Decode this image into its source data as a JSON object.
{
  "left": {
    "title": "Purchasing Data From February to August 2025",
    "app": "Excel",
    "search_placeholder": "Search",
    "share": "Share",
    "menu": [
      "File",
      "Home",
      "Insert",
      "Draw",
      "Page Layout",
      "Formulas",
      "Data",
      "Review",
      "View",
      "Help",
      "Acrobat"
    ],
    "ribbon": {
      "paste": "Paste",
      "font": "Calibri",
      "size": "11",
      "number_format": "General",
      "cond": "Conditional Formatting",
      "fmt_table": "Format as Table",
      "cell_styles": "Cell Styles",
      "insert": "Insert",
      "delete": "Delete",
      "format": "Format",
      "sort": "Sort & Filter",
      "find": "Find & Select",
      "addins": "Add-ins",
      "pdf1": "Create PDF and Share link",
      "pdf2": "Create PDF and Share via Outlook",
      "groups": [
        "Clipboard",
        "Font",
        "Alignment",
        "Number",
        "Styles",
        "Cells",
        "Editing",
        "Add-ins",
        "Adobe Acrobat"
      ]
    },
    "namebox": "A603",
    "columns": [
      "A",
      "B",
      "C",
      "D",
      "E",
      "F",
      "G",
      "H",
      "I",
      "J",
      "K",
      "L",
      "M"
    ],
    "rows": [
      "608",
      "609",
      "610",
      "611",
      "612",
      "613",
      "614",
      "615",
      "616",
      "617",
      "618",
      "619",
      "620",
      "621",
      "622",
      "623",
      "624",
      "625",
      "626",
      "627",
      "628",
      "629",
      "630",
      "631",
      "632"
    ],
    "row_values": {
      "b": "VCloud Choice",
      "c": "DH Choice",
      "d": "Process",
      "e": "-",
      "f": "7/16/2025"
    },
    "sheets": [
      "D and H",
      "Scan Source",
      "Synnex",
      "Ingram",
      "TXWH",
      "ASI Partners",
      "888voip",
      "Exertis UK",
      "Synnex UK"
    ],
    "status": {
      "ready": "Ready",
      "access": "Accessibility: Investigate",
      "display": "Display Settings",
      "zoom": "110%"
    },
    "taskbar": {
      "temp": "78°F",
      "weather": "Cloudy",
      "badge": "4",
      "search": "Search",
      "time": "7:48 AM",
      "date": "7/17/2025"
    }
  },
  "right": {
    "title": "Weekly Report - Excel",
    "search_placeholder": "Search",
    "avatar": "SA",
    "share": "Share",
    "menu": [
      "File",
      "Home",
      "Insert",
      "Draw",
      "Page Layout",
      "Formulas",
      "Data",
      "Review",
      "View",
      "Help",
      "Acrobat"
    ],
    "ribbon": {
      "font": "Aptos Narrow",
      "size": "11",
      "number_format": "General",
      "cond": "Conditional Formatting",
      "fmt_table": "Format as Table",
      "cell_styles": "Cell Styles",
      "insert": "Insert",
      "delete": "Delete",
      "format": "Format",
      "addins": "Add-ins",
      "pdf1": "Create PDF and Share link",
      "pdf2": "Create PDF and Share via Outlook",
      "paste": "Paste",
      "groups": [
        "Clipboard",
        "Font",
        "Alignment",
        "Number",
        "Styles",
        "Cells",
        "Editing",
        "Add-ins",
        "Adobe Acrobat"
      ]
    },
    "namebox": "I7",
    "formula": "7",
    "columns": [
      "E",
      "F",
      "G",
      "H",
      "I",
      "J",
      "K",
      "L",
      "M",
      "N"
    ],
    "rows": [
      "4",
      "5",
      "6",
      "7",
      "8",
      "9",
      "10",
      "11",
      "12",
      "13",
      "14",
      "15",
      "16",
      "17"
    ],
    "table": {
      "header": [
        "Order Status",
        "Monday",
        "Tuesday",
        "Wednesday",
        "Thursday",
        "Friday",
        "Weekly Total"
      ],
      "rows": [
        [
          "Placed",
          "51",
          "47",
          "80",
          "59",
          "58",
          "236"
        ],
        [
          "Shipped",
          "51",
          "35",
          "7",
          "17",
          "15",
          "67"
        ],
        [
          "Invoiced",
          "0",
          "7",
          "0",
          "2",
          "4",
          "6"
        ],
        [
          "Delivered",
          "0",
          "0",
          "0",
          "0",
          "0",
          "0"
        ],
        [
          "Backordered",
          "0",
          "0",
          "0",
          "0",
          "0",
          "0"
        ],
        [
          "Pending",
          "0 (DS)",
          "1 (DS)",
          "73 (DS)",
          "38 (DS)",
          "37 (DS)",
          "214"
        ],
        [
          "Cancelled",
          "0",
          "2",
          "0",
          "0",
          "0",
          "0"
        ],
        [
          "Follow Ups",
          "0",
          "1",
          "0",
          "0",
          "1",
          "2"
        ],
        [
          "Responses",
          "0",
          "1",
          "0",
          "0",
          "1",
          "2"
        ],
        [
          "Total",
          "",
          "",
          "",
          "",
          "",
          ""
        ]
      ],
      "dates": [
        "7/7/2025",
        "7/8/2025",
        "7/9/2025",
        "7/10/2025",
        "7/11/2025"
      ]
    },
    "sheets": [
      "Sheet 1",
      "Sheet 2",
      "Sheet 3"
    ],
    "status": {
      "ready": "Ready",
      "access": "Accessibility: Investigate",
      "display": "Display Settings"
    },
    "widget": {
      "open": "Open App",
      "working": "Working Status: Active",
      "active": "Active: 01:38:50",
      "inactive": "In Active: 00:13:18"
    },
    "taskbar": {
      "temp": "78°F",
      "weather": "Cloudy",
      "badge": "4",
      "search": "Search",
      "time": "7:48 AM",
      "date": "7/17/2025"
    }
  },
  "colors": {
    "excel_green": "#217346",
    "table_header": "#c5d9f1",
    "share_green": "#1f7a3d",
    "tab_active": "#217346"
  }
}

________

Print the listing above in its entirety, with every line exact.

Decode this image into its source data as a JSON object.
{
  "left": {
    "title": "Purchasing Data From February to August 2025",
    "app": "Excel",
    "search_placeholder": "Search",
    "share": "Share",
    "menu": [
      "File",
      "Home",
      "Insert",
      "Draw",
      "Page Layout",
      "Formulas",
      "Data",
      "Review",
      "View",
      "Help",
      "Acrobat"
    ],
    "ribbon": {
      "paste": "Paste",
      "font": "Calibri",
      "size": "11",
      "number_format": "General",
      "cond": "Conditional Formatting",
      "fmt_table": "Format as Table",
      "cell_styles": "Cell Styles",
      "insert": "Insert",
      "delete": "Delete",
      "format": "Format",
      "sort": "Sort & Filter",
      "find": "Find & Select",
      "addins": "Add-ins",
      "pdf1": "Create PDF and Share link",
      "pdf2": "Create PDF and Share via Outlook",
      "groups": [
        "Clipboard",
        "Font",
        "Alignment",
        "Number",
        "Styles",
        "Cells",
        "Editing",
        "Add-ins",
        "Adobe Acrobat"
      ]
    },
    "namebox": "A603",
    "columns": [
      "A",
      "B",
      "C",
      "D",
      "E",
      "F",
      "G",
      "H",
      "I",
      "J",
      "K",
      "L",
      "M"
    ],
    "rows": [
      "608",
      "609",
      "610",
      "611",
      "612",
      "613",
      "614",
      "615",
      "616",
      "617",
      "618",
      "619",
      "620",
      "621",
      "622",
      "623",
      "624",
      "625",
      "626",
      "627",
      "628",
      "629",
      "630",
      "631",
      "632"
    ],
    "row_values": {
      "b": "VCloud Choice",
      "c": "DH Choice",
      "d": "Process",
      "e": "-",
      "f": "7/16/2025"
    },
    "sheets": [
      "D and H",
      "Scan Source",
      "Synnex",
      "Ingram",
      "TXWH",
      "ASI Partners",
      "888voip",
      "Exertis UK",
      "Synnex UK"
    ],
    "status": {
      "ready": "Ready",
      "access": "Accessibility: Investigate",
      "display": "Display Settings",
      "zoom": "110%"
    },
    "taskbar": {
      "temp": "78°F",
      "weather": "Cloudy",
      "badge": "4",
      "search": "Search",
      "time": "7:48 AM",
      "date": "7/17/2025"
    }
  },
  "right": {
    "title": "Weekly Report - Excel",
    "search_placeholder": "Search",
    "avatar": "SA",
    "share": "Share",
    "menu": [
      "File",
      "Home",
      "Insert",
      "Draw",
      "Page Layout",
      "Formulas",
      "Data",
      "Review",
      "View",
      "Help",
      "Acrobat"
    ],
    "ribbon": {
      "font": "Aptos Narrow",
      "size": "11",
      "number_format": "General",
      "cond": "Conditional Formatting",
      "fmt_table": "Format as Table",
      "cell_styles": "Cell Styles",
      "insert": "Insert",
      "delete": "Delete",
      "format": "Format",
      "addins": "Add-ins",
      "pdf1": "Create PDF and Share link",
      "pdf2": "Create PDF and Share via Outlook",
      "paste": "Paste",
      "groups": [
        "Clipboard",
        "Font",
        "Alignment",
        "Number",
        "Styles",
        "Cells",
        "Editing",
        "Add-ins",
        "Adobe Acrobat"
      ]
    },
    "namebox": "I7",
    "formula": "7",
    "columns": [
      "E",
      "F",
      "G",
      "H",
      "I",
      "J",
      "K",
      "L",
      "M",
      "N"
    ],
    "rows": [
      "4",
      "5",
      "6",
      "7",
      "8",
      "9",
      "10",
      "11",
      "12",
      "13",
      "14",
      "15",
      "16",
      "17"
    ],
    "table": {
      "header": [
        "Order Status",
        "Monday",
        "Tuesday",
        "Wednesday",
        "Thursday",
        "Friday",
        "Weekly Total"
      ],
      "rows": [
        [
          "Placed",
          "51",
          "47",
          "80",
          "59",
          "58",
          "236"
        ],
        [
          "Shipped",
          "51",
          "35",
          "7",
          "17",
          "15",
          "67"
        ],
        [
          "Invoiced",
          "0",
          "7",
          "0",
          "2",
          "4",
          "6"
        ],
        [
          "Delivered",
          "0",
          "0",
          "0",
          "0",
          "0",
          "0"
        ],
        [
          "Backordered",
          "0",
          "0",
          "0",
          "0",
          "0",
          "0"
        ],
        [
          "Pending",
          "0 (DS)",
          "1 (DS)",
          "73 (DS)",
          "38 (DS)",
          "37 (DS)",
          "214"
        ],
        [
          "Cancelled",
          "0",
          "2",
          "0",
          "0",
          "0",
          "0"
        ],
        [
          "Follow Ups",
          "0",
          "1",
          "0",
          "0",
          "1",
          "2"
        ],
        [
          "Responses",
          "0",
          "1",
          "0",
          "0",
          "1",
          "2"
        ],
        [
          "Total",
          "",
          "",
          "",
          "",
          "",
          ""
        ]
      ],
      "dates": [
        "7/7/2025",
        "7/8/2025",
        "7/9/2025",
        "7/10/2025",
        "7/11/2025"
      ]
    },
    "sheets": [
      "Sheet 1",
      "Sheet 2",
      "Sheet 3"
    ],
    "status": {
      "ready": "Ready",
      "access": "Accessibility: Investigate",
      "display": "Display Settings"
    },
    "widget": {
      "open": "Open App",
      "working": "Working Status: Active",
      "active": "Active: 01:38:50",
      "inactive": "In Active: 00:13:18"
    },
    "taskbar": {
      "temp": "78°F",
      "weather": "Cloudy",
      "badge": "4",
      "search": "Search",
      "time": "7:48 AM",
      "date": "7/17/2025"
    }
  },
  "colors": {
    "excel_green": "#217346",
    "table_header": "#c5d9f1",
    "share_green": "#1f7a3d",
    "tab_active": "#217346"
  }
}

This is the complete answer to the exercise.